She said in keeping with the findings of these reports, about 80% of infrastructure improvement recommendations were implemented by the Haryana Government and National Highways Authority of India (NHAI).
The comprehensive checks and the consequent actions have had the desired result. Bhatt insisted that “the ten districts under the HVZ programme have shown a decline of 10% in road traffic deaths while the rest of the state has shown an increase in the same”. Furthermore, she said, the successes have been more pronounced in the smaller districts like Hisar and Ambala with 21% and 20% decline in road traffic fatalities.
Gurugram ‘fared very poorly’ as it did not act on recommendations
But the project also had a notable laggard in Gurugram which, Bhatt said, “fared very poorly with an increase in road crash fatalities by 16%.”
On the reasons behind this district, which is also home to the “millennium city”, performing abysmally was that it did very little to implement most of the recommendations.
“While the district had conducted 136 crash investigations, 602 km of road inspections, 55 km of Pedestrian audits, 14 blackspots analysed and 839 FIR’s investigated. Gurugram has done very little in implementing most of the recommendations. The lack of work done on ground has meant that road crash fatalities have been on the rise. This in turn has brought down the overall average performance of the programme substantially,” said Bhatt.
In the case of Delhi’s satellite city, she said “the reason why it could not bring down numbers was due to the fact that they did not implement most of the recommendations.” Stating that the shortcoming was both in the working of the NHAI and Gurugram Metropolitan Development Authority, now acting on the reports submitted to them.

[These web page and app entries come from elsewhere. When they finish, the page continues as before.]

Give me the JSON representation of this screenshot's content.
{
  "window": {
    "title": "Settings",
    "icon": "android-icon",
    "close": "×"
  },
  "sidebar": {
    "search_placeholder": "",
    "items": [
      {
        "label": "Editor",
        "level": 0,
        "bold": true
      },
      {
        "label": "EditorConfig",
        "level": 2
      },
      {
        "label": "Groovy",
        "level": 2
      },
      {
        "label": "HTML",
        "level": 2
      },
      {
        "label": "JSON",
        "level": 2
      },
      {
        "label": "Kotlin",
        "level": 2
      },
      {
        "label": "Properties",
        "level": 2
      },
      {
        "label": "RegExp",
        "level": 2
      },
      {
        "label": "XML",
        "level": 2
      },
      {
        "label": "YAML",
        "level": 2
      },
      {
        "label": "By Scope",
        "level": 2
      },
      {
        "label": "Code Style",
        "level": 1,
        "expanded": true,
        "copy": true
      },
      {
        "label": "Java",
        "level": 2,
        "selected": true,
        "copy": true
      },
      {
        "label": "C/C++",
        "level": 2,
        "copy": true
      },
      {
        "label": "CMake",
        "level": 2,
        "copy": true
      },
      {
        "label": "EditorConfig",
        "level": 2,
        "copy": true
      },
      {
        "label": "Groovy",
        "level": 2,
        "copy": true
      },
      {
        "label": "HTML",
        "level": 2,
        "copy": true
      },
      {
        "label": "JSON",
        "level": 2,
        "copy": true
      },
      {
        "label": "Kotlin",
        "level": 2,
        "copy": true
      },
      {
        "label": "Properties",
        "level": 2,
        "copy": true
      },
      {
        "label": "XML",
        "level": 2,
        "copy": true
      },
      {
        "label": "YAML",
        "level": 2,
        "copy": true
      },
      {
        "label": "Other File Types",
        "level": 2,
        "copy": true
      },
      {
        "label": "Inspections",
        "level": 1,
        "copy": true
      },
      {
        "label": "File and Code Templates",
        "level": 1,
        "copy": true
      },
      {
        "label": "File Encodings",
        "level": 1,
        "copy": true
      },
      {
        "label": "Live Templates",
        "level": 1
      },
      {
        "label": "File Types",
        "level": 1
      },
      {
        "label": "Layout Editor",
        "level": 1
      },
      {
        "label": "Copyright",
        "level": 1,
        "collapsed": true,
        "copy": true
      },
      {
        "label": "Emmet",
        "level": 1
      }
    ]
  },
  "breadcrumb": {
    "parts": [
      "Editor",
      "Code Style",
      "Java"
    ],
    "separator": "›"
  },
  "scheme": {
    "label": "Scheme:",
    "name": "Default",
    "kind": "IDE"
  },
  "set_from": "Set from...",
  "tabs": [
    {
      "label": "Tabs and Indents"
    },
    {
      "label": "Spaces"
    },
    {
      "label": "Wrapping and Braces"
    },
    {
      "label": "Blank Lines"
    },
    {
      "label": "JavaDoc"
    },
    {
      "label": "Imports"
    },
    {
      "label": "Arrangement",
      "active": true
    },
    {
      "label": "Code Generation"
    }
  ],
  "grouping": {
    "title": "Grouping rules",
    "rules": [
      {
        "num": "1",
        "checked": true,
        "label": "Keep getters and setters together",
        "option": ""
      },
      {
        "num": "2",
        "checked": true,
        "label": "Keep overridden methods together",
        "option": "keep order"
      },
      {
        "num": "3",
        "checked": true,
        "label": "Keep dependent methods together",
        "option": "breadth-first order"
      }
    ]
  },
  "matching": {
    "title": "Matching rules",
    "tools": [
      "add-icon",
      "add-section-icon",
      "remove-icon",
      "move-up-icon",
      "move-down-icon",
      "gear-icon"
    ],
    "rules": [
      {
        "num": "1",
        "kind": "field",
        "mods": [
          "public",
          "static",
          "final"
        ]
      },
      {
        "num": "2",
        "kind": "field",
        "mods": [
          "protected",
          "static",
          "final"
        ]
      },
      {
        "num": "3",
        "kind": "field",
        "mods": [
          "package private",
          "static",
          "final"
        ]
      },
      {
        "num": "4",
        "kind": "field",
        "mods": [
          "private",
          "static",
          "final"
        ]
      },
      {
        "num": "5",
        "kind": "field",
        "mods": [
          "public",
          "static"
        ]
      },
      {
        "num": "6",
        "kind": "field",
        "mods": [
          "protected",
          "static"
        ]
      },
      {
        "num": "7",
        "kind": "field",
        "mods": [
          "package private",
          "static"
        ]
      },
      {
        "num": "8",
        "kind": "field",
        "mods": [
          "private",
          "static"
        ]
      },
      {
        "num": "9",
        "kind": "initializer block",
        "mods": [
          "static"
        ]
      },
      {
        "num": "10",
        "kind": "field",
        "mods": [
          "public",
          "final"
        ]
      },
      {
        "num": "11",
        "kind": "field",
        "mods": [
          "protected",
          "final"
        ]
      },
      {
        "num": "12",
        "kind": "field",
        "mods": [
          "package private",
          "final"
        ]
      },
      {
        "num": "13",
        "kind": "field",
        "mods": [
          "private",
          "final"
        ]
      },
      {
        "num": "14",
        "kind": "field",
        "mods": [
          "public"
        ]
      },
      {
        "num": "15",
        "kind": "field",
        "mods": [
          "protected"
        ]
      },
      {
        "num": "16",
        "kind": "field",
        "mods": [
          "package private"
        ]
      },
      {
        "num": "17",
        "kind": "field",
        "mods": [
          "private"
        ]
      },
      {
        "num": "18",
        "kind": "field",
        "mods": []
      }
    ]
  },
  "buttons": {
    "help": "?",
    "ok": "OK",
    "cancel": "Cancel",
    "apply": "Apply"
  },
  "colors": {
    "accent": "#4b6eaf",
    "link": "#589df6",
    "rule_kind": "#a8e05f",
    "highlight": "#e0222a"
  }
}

She said four reports were summited to NHAI for National Highway 48, which was earlier NH8, as one stretch on it which was around 20 kilometres long had witnessed 421 deaths from 2011 to 2017. But no action was taken.
Project now expanded to cover all 22 districts
However, considering the overall success of the programme, the policy makers have expanded the HVZ programme to cover all 22 districts of the state for the year 2018-19.
Terming traffic deaths as “not only a public health issue,but an epidemic”, Bhatt said India ranks number one in deaths due to road accidents in the world with about 150,000 fatalities being reported last year. “This means that India, which has only 2% of the total global motor vehicle share, contributes to 12% of the global road traffic fatalities,” she quipped.
She said though over the years several committees, expert groups, task forces had been setup at national, state and city level and various recommendations had been made on the same topic, there was “no real impact on ground” and in fact the number of road fatalities only rose meteorically.
`Project succeeded as it showed ‘how’ to achieve goals’
On the reasons for past studies not succeeding in making the roads any safer for the users, Bhatt said was that most recommendations centred around ‘what’ needs to be done rather than focussing on “how” to achieve those goals.
“This is where Haryana Vision Zero or HVZ as it is known has made a difference,” she said, adding that keeping in mind that road safety is challenging since it is multidisciplinary and involves multiple agencies, the HVZ may just have figured out a structure of getting things implemented on ground and proving to be a game changer for the country.